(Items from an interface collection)
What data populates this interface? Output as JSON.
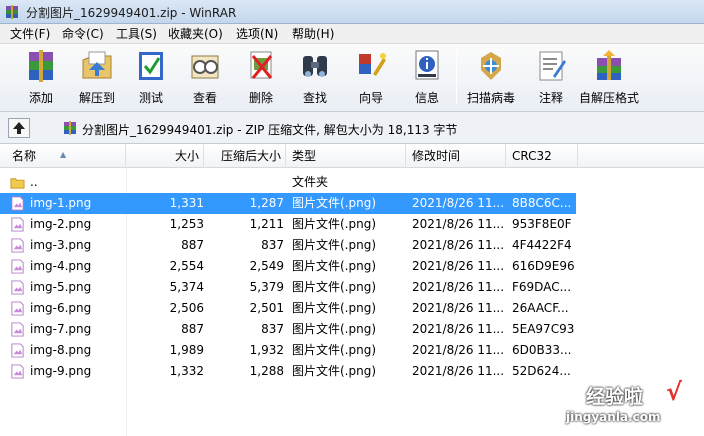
{
  "window": {
    "title": "分割图片_1629949401.zip - WinRAR"
  },
  "menu": [
    {
      "label": "文件(F)"
    },
    {
      "label": "命令(C)"
    },
    {
      "label": "工具(S)"
    },
    {
      "label": "收藏夹(O)"
    },
    {
      "label": "选项(N)"
    },
    {
      "label": "帮助(H)"
    }
  ],
  "toolbar": [
    {
      "label": "添加",
      "icon": "add-archive-icon"
    },
    {
      "label": "解压到",
      "icon": "extract-to-icon"
    },
    {
      "label": "测试",
      "icon": "test-icon"
    },
    {
      "label": "查看",
      "icon": "view-icon"
    },
    {
      "label": "删除",
      "icon": "delete-icon"
    },
    {
      "label": "查找",
      "icon": "find-icon"
    },
    {
      "label": "向导",
      "icon": "wizard-icon"
    },
    {
      "label": "信息",
      "icon": "info-icon"
    },
    {
      "label": "扫描病毒",
      "icon": "virus-scan-icon"
    },
    {
      "label": "注释",
      "icon": "comment-icon"
    },
    {
      "label": "自解压格式",
      "icon": "sfx-icon"
    }
  ],
  "address": {
    "text": "分割图片_1629949401.zip - ZIP 压缩文件, 解包大小为 18,113 字节"
  },
  "columns": {
    "name": "名称",
    "size": "大小",
    "packed": "压缩后大小",
    "type": "类型",
    "modified": "修改时间",
    "crc": "CRC32"
  },
  "files": [
    {
      "name": "..",
      "size": "",
      "packed": "",
      "type": "文件夹",
      "modified": "",
      "crc": "",
      "kind": "folder"
    },
    {
      "name": "img-1.png",
      "size": "1,331",
      "packed": "1,287",
      "type": "图片文件(.png)",
      "modified": "2021/8/26 11...",
      "crc": "8B8C6C...",
      "kind": "image",
      "selected": true
    },
    {
      "name": "img-2.png",
      "size": "1,253",
      "packed": "1,211",
      "type": "图片文件(.png)",
      "modified": "2021/8/26 11...",
      "crc": "953F8E0F",
      "kind": "image"
    },
    {
      "name": "img-3.png",
      "size": "887",
      "packed": "837",
      "type": "图片文件(.png)",
      "modified": "2021/8/26 11...",
      "crc": "4F4422F4",
      "kind": "image"
    },
    {
      "name": "img-4.png",
      "size": "2,554",
      "packed": "2,549",
      "type": "图片文件(.png)",
      "modified": "2021/8/26 11...",
      "crc": "616D9E96",
      "kind": "image"
    },
    {
      "name": "img-5.png",
      "size": "5,374",
      "packed": "5,379",
      "type": "图片文件(.png)",
      "modified": "2021/8/26 11...",
      "crc": "F69DAC...",
      "kind": "image"
    },
    {
      "name": "img-6.png",
      "size": "2,506",
      "packed": "2,501",
      "type": "图片文件(.png)",
      "modified": "2021/8/26 11...",
      "crc": "26AACF...",
      "kind": "image"
    },
    {
      "name": "img-7.png",
      "size": "887",
      "packed": "837",
      "type": "图片文件(.png)",
      "modified": "2021/8/26 11...",
      "crc": "5EA97C93",
      "kind": "image"
    },
    {
      "name": "img-8.png",
      "size": "1,989",
      "packed": "1,932",
      "type": "图片文件(.png)",
      "modified": "2021/8/26 11...",
      "crc": "6D0B33...",
      "kind": "image"
    },
    {
      "name": "img-9.png",
      "size": "1,332",
      "packed": "1,288",
      "type": "图片文件(.png)",
      "modified": "2021/8/26 11...",
      "crc": "52D624...",
      "kind": "image"
    }
  ],
  "watermark": {
    "main": "经验啦",
    "check": "√",
    "sub": "jingyanla.com"
  },
  "colors": {
    "selection": "#3399ff"
  }
}
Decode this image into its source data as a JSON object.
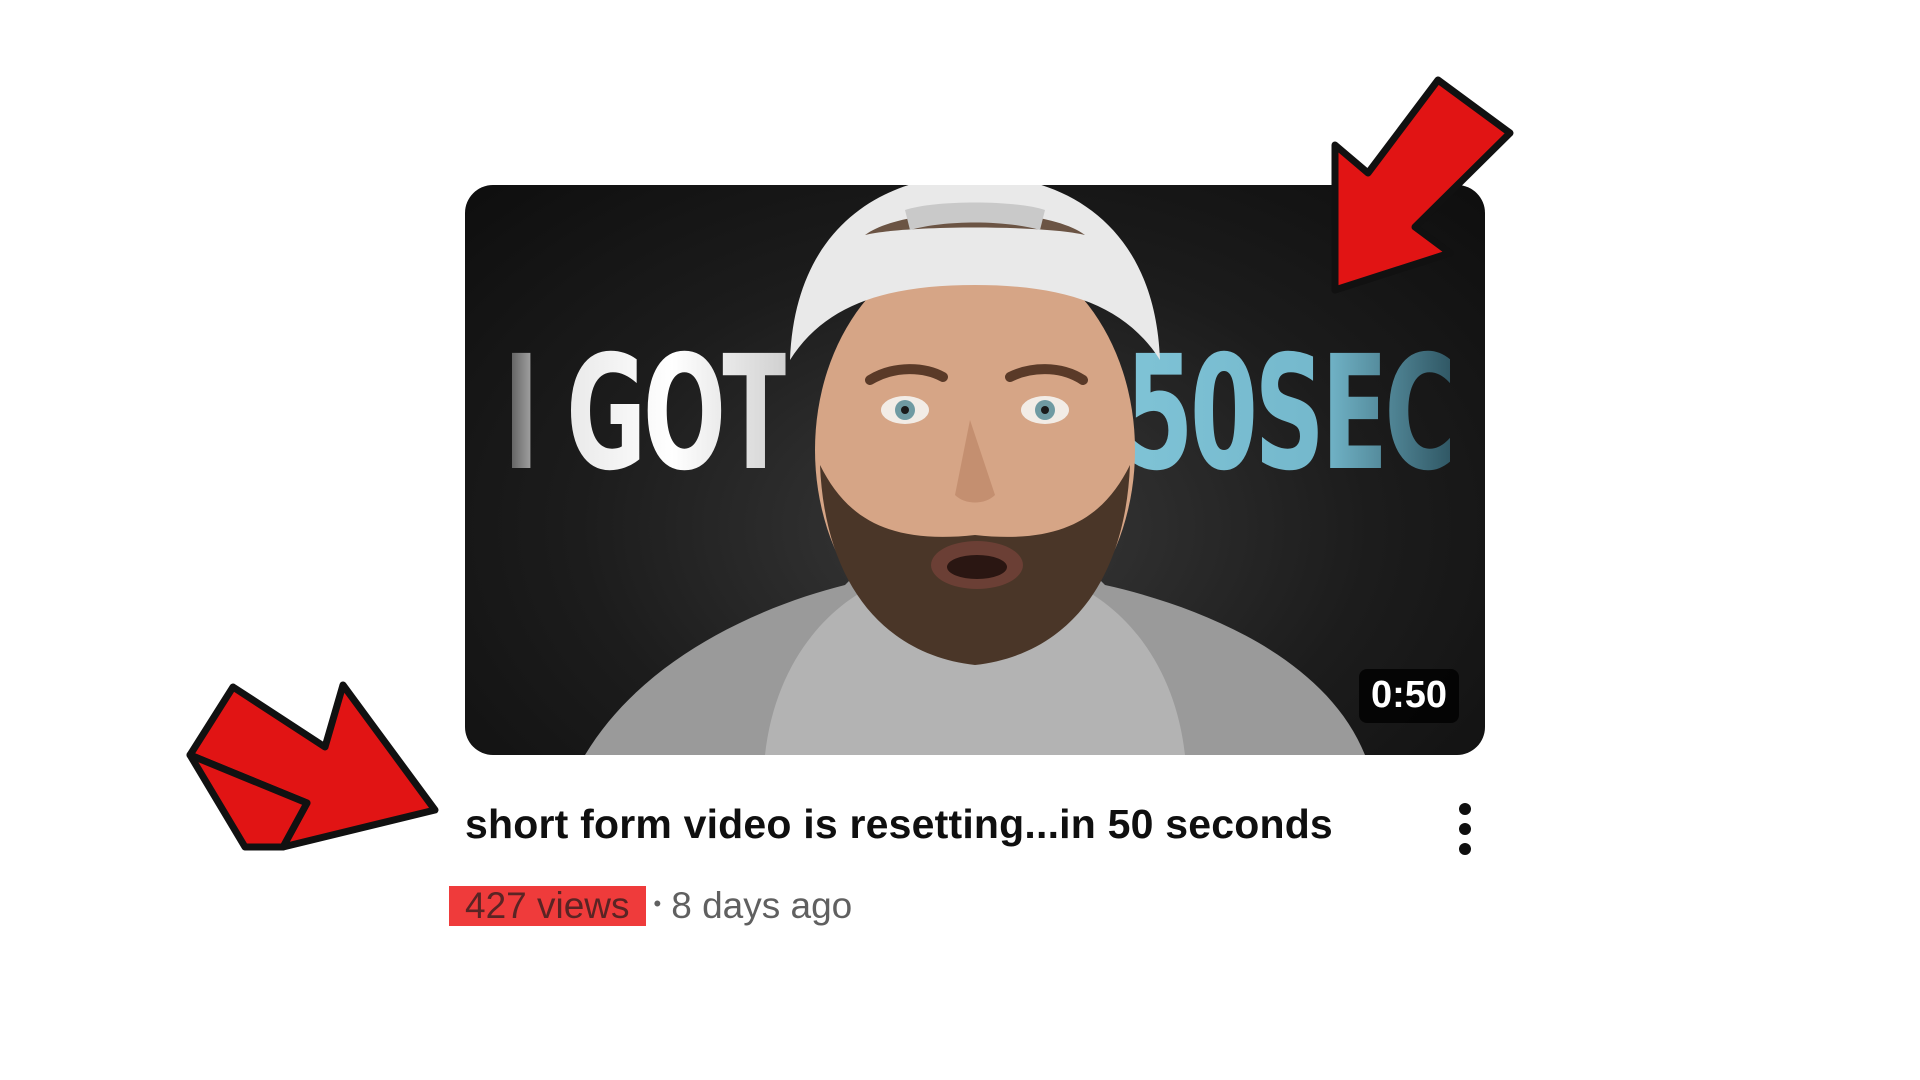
{
  "video": {
    "thumbnail_text_left": "I GOT",
    "thumbnail_text_right": "50SEC",
    "duration": "0:50",
    "title": "short form video is resetting...in 50 seconds",
    "views": "427 views",
    "separator": "•",
    "age": "8 days ago"
  },
  "icons": {
    "menu": "more-vert-icon",
    "annotation": "red-arrow-icon"
  },
  "colors": {
    "highlight": "#ef3b3b",
    "arrow": "#e11414",
    "title": "#0f0f0f",
    "meta": "#606060",
    "thumb_accent": "#7fc3d6"
  }
}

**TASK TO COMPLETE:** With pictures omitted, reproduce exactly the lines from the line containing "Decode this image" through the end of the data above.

**EXERCISE OUTPUT:**
Decode this image into its source data as a JSON object.
{
  "video": {
    "thumbnail_text_left": "I GOT",
    "thumbnail_text_right": "50SEC",
    "duration": "0:50",
    "title": "short form video is resetting...in 50 seconds",
    "views": "427 views",
    "separator": "•",
    "age": "8 days ago"
  },
  "icons": {
    "menu": "more-vert-icon",
    "annotation": "red-arrow-icon"
  },
  "colors": {
    "highlight": "#ef3b3b",
    "arrow": "#e11414",
    "title": "#0f0f0f",
    "meta": "#606060",
    "thumb_accent": "#7fc3d6"
  }
}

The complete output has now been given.